Am I the only one who realized the mythology reference here?
Everyone’s calling him Boulder, but there’s a perfectly serviceable homophone that happens to be the name of a god.
May I introduce Baldr, the pretty boy of the Norse pantheon. I thought people would be more familiar with the name, it’s seen some pretty prolific use, even if said use is not quite directly related to it’s original bearer.
I am very disappoint, fandom. Y’all need to brush up on your knowledge of mythological minutiae.
On a completely unrelated note, I’ve been playing with my pencil again, this time with some actual purpose behind it.
So, I’ve been working at the library for a little over a month now. I let slip that I know my way around Photoshop, and next thing I know, I’m the go-to guy for adverts.
This week’s the Week Against Racism so I offered to mix something up to showcase the fact. Unfortunately, preliminary searches for something suitable either got me the clichéd “everybody’s holding hands” type thing or folks smashing up a swastika. While a respectable enough sentiment, fighting fire with fire will only fan the flames.
Since the available options left me decidedly unsatisfied, I figured that when you need something done right, you need to do it yourself. This is the result.
Apparently, racism in modern vernacular is a byword for discrimination in general. At least that’s what they told me. With that in mind, I set out to make an image that encapsulates a more diverse range of ideas than just ones of skin colour and skull shape. People get all uppity about sexuality, for instance, so I decided on an erotic direction. Besides, tenderness and sensuality win over violence any day in my book.
Being the sort of fellow that I am, I also aimed to make as much of a mockery of conventional ideals as I could while I was at it. To that end, I’ve reversed the gender roles (as well as the animal-human roles, as it turns out), violated the beauty standards (with a quite literal horse-face) and portrayed mutual love and respect (and believe you me, that runs contrary to many people’s conventional ideals).

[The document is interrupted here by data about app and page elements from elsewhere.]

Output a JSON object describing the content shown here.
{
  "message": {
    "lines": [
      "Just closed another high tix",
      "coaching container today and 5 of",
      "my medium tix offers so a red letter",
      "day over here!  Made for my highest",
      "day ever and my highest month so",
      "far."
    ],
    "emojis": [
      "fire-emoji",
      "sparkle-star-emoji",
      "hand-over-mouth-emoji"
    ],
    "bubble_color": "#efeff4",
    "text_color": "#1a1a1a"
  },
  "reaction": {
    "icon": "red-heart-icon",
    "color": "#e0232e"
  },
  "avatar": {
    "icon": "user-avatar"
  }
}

Apparently I did my job rather poorly, though, since my bosses accepted the finished piece without hesitation when I presented it to them. Hell, they even said to put it into circulation for the other libraries. So much for my rebellion against the norms, eh?
But anyway, I’d welcome some critique. And yes, I’m aware that the hands are rather sucky, but what can you do? Blasted five-digit nightmares, they are.